▸ Your task
Each line holding the string "leads" is to be copied from the data.

Start of Excerpted records

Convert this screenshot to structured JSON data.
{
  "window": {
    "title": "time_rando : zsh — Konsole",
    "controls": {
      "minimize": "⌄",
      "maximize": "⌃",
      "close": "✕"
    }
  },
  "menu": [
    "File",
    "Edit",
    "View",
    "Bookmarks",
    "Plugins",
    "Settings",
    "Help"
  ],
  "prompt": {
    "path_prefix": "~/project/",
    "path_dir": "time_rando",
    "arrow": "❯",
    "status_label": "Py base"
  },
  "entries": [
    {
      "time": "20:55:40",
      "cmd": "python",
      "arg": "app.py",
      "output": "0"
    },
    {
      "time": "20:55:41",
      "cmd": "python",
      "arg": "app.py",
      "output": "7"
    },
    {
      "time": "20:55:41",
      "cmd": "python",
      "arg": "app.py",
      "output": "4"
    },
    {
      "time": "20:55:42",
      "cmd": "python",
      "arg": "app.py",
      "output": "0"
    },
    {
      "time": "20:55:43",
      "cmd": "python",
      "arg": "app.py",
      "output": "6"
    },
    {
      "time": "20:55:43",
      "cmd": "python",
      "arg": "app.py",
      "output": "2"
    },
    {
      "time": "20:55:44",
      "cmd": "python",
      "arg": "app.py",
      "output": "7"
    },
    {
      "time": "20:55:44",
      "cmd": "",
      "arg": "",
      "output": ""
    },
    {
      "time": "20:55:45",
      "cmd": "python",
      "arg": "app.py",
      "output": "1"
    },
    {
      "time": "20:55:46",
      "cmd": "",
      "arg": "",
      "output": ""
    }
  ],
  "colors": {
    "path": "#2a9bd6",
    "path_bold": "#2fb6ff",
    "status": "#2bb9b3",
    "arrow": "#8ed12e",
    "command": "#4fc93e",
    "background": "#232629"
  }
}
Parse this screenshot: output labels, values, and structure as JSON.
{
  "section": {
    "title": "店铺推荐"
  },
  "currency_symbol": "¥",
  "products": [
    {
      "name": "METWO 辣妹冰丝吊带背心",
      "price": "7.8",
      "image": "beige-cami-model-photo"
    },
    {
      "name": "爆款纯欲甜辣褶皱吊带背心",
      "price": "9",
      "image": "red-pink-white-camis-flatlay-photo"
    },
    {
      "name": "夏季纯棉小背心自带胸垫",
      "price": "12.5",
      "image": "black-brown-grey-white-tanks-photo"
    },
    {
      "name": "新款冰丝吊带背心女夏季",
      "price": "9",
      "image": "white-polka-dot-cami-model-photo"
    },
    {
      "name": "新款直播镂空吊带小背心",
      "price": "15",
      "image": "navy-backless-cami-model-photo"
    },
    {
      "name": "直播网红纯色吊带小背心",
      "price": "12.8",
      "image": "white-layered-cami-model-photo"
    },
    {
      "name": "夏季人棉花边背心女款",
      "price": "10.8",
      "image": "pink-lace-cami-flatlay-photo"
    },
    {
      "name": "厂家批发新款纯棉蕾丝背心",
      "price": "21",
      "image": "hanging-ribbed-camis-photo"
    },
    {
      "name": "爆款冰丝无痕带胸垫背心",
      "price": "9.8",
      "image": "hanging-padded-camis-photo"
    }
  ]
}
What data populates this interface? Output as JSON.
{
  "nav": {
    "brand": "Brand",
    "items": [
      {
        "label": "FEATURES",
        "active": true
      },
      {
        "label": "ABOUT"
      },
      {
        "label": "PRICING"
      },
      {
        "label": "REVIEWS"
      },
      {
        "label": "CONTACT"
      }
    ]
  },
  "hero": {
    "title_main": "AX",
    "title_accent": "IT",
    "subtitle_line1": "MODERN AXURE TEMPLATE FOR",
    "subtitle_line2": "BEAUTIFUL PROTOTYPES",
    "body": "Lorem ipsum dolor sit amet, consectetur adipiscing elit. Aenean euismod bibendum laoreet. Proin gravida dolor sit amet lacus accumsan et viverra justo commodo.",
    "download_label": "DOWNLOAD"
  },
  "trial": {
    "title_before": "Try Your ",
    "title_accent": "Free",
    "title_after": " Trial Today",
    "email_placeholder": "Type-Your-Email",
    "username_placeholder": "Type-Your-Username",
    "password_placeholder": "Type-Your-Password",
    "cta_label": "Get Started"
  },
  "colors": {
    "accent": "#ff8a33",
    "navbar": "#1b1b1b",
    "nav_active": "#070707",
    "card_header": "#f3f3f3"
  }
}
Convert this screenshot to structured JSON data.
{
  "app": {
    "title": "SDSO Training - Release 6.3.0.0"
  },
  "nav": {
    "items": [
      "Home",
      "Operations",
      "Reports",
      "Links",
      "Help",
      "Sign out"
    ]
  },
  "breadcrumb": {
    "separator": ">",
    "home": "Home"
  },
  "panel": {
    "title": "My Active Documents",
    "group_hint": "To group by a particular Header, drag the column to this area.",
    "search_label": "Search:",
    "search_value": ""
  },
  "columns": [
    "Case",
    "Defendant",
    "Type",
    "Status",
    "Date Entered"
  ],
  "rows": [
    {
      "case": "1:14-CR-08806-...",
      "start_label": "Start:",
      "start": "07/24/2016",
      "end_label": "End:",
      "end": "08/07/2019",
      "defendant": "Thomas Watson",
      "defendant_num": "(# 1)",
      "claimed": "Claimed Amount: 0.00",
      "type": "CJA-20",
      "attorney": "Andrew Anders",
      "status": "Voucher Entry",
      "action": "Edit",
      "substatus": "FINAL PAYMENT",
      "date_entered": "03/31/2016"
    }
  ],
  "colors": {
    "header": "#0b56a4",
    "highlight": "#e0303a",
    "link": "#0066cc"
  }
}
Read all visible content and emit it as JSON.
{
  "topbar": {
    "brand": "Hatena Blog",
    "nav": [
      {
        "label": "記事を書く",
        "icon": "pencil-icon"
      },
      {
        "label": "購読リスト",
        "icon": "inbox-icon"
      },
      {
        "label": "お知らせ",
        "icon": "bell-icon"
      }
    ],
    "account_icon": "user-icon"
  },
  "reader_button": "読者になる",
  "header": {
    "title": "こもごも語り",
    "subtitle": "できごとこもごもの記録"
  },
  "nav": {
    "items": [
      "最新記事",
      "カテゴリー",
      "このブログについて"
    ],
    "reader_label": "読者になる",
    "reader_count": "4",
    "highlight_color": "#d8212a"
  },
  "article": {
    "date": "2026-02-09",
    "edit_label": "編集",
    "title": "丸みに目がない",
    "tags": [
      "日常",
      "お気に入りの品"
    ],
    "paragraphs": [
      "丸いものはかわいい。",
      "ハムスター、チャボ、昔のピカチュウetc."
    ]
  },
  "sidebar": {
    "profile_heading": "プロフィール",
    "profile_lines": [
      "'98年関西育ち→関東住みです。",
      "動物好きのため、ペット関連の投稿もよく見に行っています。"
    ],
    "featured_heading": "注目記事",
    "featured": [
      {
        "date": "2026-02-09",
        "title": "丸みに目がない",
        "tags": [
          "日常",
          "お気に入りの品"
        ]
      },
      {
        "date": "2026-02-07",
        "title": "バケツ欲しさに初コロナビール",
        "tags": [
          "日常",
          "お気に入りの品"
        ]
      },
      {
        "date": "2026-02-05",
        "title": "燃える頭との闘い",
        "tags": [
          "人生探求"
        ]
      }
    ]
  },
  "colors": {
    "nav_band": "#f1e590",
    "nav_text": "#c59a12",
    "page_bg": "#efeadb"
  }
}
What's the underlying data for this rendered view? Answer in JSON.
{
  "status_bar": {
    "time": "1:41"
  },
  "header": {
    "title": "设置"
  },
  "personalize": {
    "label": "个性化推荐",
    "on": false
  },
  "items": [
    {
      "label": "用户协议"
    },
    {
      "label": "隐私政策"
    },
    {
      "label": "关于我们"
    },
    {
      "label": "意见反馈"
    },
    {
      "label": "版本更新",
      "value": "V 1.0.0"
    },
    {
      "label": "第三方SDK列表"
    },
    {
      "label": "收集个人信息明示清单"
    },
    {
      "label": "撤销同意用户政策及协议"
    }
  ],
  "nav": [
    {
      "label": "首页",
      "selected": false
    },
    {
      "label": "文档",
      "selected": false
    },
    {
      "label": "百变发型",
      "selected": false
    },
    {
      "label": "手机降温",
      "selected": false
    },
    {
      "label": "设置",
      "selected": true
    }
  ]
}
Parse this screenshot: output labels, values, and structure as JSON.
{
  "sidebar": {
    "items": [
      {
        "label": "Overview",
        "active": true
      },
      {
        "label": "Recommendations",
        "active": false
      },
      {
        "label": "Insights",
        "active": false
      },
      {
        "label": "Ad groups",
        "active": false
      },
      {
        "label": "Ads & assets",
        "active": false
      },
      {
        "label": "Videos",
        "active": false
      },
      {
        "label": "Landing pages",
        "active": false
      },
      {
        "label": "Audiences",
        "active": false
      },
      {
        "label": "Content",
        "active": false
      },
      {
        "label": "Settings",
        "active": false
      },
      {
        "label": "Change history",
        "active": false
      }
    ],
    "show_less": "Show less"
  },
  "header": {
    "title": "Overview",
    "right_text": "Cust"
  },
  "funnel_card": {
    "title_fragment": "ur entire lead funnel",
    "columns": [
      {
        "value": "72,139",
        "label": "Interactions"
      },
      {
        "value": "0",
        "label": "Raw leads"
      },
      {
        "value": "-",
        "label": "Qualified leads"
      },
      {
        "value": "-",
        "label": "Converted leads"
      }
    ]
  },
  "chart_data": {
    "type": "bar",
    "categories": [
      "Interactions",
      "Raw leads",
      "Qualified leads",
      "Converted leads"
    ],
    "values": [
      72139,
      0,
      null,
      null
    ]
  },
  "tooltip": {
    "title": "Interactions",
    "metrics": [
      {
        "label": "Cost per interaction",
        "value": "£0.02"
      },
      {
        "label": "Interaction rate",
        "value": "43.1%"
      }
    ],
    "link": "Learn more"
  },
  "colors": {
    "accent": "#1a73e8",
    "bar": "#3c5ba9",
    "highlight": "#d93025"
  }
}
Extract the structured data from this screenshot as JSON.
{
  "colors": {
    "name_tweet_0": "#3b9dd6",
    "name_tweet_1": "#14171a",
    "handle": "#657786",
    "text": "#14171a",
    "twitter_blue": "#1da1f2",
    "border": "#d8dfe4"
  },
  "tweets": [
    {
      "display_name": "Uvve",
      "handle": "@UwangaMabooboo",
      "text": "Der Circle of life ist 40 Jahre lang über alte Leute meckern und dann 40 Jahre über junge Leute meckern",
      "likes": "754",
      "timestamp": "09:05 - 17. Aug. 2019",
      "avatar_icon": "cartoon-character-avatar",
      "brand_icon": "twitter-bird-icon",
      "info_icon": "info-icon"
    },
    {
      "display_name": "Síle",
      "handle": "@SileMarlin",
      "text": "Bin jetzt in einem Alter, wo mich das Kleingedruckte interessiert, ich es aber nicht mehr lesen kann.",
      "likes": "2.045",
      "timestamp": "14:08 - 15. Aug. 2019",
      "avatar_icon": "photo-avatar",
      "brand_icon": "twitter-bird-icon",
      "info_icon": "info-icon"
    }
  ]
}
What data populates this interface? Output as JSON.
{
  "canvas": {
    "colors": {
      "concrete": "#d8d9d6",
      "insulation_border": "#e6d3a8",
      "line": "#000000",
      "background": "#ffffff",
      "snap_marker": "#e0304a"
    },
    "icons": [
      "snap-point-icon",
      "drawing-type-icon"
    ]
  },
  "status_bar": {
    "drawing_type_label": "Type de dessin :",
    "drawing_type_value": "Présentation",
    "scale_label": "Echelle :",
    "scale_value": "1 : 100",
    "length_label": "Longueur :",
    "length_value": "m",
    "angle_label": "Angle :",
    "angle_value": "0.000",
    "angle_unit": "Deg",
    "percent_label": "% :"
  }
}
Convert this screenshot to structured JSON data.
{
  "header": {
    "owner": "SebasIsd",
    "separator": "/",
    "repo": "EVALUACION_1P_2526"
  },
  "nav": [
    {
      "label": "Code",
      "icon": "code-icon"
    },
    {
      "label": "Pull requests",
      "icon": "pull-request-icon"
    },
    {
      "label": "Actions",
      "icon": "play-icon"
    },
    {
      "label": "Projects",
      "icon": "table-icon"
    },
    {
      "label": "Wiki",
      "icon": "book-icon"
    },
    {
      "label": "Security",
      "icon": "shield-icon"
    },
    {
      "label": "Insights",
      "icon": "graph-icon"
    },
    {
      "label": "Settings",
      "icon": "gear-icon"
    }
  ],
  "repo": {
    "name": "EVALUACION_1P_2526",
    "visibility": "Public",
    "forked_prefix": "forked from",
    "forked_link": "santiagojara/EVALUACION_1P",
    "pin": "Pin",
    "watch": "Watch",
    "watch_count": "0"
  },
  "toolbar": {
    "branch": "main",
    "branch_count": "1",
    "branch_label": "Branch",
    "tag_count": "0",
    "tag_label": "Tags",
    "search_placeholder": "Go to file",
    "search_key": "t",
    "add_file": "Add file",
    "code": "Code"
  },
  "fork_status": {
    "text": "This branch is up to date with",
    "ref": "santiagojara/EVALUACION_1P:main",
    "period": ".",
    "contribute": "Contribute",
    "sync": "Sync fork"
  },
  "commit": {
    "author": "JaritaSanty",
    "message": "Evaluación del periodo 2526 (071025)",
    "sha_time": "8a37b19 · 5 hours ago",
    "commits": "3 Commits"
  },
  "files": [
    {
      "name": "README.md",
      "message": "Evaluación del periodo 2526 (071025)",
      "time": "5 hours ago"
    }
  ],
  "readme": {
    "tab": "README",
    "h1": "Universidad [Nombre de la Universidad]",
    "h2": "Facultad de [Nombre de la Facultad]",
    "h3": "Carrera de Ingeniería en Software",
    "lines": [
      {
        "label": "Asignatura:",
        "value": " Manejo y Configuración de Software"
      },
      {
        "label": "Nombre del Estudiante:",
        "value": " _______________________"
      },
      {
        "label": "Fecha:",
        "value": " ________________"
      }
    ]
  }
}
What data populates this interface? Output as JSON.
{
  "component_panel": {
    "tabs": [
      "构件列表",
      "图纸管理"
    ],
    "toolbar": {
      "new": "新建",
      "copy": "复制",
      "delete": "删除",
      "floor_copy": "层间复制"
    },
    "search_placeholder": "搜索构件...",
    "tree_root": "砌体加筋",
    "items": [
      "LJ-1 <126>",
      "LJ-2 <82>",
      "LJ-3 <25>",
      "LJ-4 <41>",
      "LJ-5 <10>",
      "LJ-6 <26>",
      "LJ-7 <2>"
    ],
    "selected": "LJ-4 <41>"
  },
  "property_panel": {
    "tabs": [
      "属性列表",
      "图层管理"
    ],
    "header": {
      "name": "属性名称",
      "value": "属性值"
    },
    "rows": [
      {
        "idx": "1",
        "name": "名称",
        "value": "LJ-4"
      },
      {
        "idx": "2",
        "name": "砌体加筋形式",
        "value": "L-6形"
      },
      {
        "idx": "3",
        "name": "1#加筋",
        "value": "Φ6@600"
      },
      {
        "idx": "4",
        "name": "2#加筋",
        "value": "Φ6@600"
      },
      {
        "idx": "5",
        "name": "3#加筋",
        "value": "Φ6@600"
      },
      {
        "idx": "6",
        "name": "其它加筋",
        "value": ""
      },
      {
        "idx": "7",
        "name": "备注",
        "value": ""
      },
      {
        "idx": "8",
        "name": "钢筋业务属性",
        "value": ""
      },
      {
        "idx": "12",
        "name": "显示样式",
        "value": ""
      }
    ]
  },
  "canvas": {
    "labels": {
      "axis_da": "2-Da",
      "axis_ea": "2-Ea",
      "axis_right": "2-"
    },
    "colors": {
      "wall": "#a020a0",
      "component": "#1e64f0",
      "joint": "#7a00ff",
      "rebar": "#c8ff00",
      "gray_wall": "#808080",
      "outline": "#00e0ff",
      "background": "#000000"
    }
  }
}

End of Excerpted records

▸ Solution for this exercise
        "label": "Raw leads"
        "label": "Qualified leads"
        "label": "Converted leads"
      "Raw leads",
      "Qualified leads",
      "Converted leads"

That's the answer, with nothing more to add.